Later that night, after a dinner of barbecued chicken sandwiches with slaw and corn on the cob, Sav cleaned up the table and did the dishes. She headed over to the bakery so that she could check inventory and then whip up the treat that she was bringing to camp in the morning as Beau headed into the den to watch some sports show.
Sav was greeted at the door with the ever present spicy sweet aroma as she flipped on lights and set down her bag. Reba MacEntire streamed through the speakers above as she tied on an apron and thoughts of her momma crossed her mind. She could see her standing over by the massive industrial ovens bouncing along to Reba’s “Pink Guitar” as she pulled tray after tray of her famous beignets out of the heat.
Snapping out of her day dream, Sav began her Thursday night ritual of baking beignets for the campers on Friday just as her momma had done when she was alive. Although, once she started, she noticed that she was going to have to make more than she thought seeing as the bakery was out. Not that Sav minded--it meant that she got to spend more time with the woman she most admired.
It wasn’t until 10:30 that the music fizzled out of the speakers and Sav removed the flour speckled apron that she had worn like a shield for the past three and a half hours. She left the trays on a cooling tower, flipped the lights off, locked the door and walked back to the main house. Opening the door, a sports announcer’s voice floated down the hallway as he announced the Braves, Giants score. Sav walked into the den to see her brother passed out in the recliner looking like a spitting image of their father. Turning back to the kitchen, Sav made herself a cup of tea before making her way to her room.
After showering and pulling on her favorite red flannel pj shorts with the matching tank top that says “Country Girl”, she settled in her desk chair with her tea, her Bible, and her notebook. Opening the Bible she let the withered bookmark float to the desk and she read the message that stared back at her: to my beautiful baby girl, you are an angel sent to me from God and I am so proud of you. You will do great things.

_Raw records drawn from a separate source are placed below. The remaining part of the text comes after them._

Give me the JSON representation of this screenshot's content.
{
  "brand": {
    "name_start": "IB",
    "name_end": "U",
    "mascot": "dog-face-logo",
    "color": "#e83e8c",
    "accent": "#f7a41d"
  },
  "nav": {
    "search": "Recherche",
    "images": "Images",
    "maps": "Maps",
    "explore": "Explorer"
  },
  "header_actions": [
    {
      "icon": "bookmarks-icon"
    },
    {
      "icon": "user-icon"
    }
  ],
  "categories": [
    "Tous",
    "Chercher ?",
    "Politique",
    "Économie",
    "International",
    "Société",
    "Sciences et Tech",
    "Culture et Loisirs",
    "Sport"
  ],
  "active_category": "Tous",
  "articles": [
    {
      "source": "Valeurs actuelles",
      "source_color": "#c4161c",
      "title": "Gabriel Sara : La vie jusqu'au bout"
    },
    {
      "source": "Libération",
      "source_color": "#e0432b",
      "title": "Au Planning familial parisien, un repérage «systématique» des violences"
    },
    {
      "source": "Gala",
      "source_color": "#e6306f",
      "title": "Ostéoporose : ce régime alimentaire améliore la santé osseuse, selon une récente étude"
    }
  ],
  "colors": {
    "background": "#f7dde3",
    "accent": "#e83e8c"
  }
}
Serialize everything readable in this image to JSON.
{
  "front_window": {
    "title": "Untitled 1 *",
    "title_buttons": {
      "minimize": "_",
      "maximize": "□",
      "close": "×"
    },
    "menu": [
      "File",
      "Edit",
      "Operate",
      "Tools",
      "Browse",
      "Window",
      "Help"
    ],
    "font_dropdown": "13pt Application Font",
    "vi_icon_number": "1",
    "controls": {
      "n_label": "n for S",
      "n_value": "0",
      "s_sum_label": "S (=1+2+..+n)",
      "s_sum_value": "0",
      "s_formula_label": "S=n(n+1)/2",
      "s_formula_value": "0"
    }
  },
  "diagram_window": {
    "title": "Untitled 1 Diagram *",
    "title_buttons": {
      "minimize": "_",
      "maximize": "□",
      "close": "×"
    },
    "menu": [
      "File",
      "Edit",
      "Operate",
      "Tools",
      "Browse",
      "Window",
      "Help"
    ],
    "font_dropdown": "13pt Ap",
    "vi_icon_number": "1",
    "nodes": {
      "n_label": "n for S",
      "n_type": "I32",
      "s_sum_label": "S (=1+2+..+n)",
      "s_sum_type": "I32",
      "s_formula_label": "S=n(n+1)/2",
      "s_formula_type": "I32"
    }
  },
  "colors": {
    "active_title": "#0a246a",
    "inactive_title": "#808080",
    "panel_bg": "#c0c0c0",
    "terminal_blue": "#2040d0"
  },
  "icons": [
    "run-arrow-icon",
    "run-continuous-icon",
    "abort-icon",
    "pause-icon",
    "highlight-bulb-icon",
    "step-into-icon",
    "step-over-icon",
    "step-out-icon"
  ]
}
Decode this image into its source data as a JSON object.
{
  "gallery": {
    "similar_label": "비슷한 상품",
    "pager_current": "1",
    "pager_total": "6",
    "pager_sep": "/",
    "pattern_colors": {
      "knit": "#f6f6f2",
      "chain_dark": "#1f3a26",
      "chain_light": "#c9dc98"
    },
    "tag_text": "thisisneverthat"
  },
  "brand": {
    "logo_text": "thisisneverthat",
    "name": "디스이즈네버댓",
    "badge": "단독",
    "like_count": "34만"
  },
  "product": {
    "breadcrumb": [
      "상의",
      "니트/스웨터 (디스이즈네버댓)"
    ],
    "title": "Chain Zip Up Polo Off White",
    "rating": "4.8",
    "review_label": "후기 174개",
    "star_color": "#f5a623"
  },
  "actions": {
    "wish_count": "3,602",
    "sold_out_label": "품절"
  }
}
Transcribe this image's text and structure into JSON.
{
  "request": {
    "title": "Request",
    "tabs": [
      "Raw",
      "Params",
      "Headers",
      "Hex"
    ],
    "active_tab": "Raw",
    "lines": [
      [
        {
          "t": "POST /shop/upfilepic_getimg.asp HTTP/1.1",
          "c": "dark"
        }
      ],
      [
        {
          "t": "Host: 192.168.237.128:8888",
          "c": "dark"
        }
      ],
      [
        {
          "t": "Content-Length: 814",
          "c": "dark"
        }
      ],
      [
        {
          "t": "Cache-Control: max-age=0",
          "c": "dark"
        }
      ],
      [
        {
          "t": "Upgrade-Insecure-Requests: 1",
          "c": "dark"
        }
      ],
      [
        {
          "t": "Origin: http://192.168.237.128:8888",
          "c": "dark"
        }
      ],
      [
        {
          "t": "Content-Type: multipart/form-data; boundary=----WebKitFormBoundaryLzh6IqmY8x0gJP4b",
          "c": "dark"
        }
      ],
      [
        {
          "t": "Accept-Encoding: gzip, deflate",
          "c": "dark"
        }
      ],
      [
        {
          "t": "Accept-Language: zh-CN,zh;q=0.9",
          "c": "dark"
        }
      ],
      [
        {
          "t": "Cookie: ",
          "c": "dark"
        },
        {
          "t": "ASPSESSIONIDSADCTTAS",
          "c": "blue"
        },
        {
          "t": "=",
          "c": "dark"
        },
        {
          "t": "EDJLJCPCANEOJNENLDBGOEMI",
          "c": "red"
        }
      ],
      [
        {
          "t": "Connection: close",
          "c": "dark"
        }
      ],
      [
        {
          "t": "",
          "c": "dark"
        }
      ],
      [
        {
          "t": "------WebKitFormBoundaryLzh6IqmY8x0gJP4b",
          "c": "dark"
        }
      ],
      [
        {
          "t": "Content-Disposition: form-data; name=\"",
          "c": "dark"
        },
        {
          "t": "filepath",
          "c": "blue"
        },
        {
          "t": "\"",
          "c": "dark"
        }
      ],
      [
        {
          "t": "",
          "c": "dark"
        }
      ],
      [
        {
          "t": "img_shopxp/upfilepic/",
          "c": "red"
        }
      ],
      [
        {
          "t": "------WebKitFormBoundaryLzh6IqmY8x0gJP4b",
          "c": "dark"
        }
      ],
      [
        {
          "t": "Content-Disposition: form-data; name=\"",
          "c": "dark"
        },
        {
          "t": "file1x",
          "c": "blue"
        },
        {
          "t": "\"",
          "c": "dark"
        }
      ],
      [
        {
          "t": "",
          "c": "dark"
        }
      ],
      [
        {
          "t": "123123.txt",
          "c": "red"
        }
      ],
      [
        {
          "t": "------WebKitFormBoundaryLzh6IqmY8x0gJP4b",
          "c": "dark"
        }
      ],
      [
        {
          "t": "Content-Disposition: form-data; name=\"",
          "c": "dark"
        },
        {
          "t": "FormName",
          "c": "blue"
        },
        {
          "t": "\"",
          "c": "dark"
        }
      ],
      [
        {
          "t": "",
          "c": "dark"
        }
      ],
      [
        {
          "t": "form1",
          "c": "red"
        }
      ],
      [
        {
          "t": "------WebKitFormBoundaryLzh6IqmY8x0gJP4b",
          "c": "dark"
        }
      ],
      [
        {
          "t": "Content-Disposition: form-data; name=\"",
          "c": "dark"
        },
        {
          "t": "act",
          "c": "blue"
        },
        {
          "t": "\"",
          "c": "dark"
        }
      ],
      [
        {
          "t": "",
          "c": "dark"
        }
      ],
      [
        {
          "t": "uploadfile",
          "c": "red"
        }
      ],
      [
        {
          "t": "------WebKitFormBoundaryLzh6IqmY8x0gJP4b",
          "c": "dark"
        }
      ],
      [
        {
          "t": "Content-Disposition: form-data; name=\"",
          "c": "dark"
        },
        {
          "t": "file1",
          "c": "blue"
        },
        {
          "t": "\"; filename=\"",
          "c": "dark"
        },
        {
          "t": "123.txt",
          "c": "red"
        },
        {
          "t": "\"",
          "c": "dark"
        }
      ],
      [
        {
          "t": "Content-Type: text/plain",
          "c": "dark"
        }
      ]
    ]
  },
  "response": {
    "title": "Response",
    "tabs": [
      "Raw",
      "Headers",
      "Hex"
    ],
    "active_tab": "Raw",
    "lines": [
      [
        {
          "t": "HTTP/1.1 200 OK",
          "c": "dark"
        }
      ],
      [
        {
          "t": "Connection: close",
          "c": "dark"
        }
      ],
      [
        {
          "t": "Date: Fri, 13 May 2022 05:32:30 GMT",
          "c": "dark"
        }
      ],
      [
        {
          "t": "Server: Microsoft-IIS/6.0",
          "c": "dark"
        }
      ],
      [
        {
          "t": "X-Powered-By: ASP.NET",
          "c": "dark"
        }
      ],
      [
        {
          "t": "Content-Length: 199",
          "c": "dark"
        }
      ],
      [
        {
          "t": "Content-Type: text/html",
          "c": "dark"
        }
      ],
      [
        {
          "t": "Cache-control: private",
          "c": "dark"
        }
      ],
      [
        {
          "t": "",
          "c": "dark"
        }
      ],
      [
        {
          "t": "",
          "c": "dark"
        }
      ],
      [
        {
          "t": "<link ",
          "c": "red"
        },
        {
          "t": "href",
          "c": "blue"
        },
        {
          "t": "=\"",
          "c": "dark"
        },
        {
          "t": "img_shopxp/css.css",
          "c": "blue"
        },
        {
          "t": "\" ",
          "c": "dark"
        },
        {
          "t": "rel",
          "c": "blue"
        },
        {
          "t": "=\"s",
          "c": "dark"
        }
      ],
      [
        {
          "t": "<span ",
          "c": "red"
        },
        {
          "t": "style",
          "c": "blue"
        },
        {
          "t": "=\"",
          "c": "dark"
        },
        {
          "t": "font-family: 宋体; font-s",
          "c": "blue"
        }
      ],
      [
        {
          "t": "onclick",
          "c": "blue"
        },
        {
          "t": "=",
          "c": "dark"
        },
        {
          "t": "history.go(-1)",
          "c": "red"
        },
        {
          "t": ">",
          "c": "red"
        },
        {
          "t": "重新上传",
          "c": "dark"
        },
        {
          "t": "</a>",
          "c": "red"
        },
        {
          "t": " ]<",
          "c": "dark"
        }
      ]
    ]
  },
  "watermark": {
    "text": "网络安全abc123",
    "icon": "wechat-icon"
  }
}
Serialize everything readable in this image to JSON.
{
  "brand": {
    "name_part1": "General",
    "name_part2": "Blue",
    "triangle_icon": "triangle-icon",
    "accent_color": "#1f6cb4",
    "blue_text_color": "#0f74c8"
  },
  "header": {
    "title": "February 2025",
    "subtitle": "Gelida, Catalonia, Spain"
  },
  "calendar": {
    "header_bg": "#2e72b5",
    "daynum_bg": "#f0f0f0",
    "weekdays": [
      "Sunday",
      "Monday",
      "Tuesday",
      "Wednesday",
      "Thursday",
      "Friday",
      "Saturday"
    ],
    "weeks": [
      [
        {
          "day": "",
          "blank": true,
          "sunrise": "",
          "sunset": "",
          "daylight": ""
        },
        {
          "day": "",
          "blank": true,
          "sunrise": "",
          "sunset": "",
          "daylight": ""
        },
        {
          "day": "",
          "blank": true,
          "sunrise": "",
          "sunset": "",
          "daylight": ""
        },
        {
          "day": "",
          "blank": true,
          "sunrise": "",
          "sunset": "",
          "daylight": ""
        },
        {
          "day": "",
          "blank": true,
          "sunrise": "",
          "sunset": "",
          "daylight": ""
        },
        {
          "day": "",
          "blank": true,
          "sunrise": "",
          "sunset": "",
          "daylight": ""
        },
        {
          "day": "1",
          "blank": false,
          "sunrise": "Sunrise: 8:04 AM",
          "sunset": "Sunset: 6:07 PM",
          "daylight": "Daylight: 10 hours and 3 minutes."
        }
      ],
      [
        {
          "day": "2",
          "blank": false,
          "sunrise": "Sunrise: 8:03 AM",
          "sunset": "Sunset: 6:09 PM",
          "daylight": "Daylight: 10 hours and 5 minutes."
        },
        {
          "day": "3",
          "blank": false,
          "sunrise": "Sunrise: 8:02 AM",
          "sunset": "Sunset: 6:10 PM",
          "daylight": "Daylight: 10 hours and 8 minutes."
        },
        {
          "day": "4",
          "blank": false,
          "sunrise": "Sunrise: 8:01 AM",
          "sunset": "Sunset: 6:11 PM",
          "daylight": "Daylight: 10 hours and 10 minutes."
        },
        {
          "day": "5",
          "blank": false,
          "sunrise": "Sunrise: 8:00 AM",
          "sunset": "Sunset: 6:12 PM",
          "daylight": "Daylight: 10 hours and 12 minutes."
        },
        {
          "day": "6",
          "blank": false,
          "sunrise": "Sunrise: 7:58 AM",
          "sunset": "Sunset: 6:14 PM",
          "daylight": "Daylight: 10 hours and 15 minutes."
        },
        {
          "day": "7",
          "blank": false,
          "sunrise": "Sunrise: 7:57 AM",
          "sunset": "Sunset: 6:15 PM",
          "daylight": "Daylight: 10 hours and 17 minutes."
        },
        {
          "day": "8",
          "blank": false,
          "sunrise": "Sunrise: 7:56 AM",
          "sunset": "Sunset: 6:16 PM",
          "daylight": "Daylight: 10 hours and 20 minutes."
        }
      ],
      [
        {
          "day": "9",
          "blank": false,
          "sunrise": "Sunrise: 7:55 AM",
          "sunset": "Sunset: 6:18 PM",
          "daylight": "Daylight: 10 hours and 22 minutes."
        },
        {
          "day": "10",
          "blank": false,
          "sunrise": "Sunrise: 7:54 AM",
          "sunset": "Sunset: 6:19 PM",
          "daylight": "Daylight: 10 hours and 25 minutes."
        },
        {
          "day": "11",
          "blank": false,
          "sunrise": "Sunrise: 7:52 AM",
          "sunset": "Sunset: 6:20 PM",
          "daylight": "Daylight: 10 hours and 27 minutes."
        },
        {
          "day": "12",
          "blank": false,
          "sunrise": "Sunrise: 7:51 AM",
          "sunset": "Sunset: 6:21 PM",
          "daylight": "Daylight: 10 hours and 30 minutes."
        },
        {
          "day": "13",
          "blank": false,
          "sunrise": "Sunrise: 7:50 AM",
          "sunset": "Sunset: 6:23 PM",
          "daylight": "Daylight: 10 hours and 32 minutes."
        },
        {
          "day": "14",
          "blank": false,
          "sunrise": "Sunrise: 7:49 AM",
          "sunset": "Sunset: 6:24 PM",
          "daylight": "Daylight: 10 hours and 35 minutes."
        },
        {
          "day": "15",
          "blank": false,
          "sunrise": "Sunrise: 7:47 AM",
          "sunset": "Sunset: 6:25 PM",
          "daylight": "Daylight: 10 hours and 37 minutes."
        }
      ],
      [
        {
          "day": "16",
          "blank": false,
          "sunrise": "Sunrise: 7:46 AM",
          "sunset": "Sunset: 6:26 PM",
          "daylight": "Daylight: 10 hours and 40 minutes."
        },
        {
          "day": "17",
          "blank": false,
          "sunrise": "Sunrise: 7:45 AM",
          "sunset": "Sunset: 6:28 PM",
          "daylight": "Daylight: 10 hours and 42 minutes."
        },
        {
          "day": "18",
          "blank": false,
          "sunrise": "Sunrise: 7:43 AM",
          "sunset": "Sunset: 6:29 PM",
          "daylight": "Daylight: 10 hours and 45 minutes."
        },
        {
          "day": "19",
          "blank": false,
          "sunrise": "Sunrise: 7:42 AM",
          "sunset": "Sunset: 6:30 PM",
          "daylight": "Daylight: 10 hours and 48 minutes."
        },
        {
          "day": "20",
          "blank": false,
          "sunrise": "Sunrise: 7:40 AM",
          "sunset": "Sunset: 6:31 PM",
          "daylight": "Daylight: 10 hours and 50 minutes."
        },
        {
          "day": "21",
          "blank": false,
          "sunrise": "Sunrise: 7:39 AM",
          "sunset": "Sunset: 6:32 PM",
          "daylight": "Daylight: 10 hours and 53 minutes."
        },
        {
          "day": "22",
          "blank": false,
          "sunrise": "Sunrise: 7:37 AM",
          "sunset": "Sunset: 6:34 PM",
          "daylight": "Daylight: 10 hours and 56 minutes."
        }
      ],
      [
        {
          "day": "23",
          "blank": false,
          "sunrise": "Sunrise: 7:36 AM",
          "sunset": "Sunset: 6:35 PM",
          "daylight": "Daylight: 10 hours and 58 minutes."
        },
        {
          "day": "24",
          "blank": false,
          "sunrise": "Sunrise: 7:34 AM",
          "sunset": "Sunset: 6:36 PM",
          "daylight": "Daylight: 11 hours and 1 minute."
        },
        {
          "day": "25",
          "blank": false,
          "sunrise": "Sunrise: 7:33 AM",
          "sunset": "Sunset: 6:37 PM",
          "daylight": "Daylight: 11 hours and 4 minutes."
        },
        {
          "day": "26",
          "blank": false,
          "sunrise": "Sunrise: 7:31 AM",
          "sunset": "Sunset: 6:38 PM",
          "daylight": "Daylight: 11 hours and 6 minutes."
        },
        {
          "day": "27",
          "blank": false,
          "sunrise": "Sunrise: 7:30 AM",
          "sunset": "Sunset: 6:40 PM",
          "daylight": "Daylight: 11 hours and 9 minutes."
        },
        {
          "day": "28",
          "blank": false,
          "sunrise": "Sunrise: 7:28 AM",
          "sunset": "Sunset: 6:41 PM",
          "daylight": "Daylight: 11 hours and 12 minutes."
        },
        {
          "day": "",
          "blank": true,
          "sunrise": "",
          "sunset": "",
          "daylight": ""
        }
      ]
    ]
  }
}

Tears pricked her eyes as she slid the bookmark to the side of the desk and began reading, silently taking notes with Lauren Digal stream softly in the background. This was how Sav always ended her summer nights--outlining the sermon that she was going to give in the morning shortly after the campers arrived. It was the job of the camp director and she learned from the best having watched her mom do it for years. Many parents of the campers over the years have come up to her and told her that she is just like her mother. Everyone in town knew that the place to send their kids for the summer was over to Meriam Ash’s Chirstian Church Camp. After her mother passed, the camp wasn’t open for a couple years, but once Sav turned fifteen, she started getting things ready and she brought back the camp as yet another way to honor her mother.
Soon the clock read 12:00. Yawn. Stretch. Put the bookmark in the Bible. Close the cover. Crawl into bed. Sav laid in her sea of pillows and stared at the ceiling. Life was hard without her parents, but at just eighteen, she had accomplished so much. Though she did not get to experience the rest of her life with her parents, she knew that they never truly left her.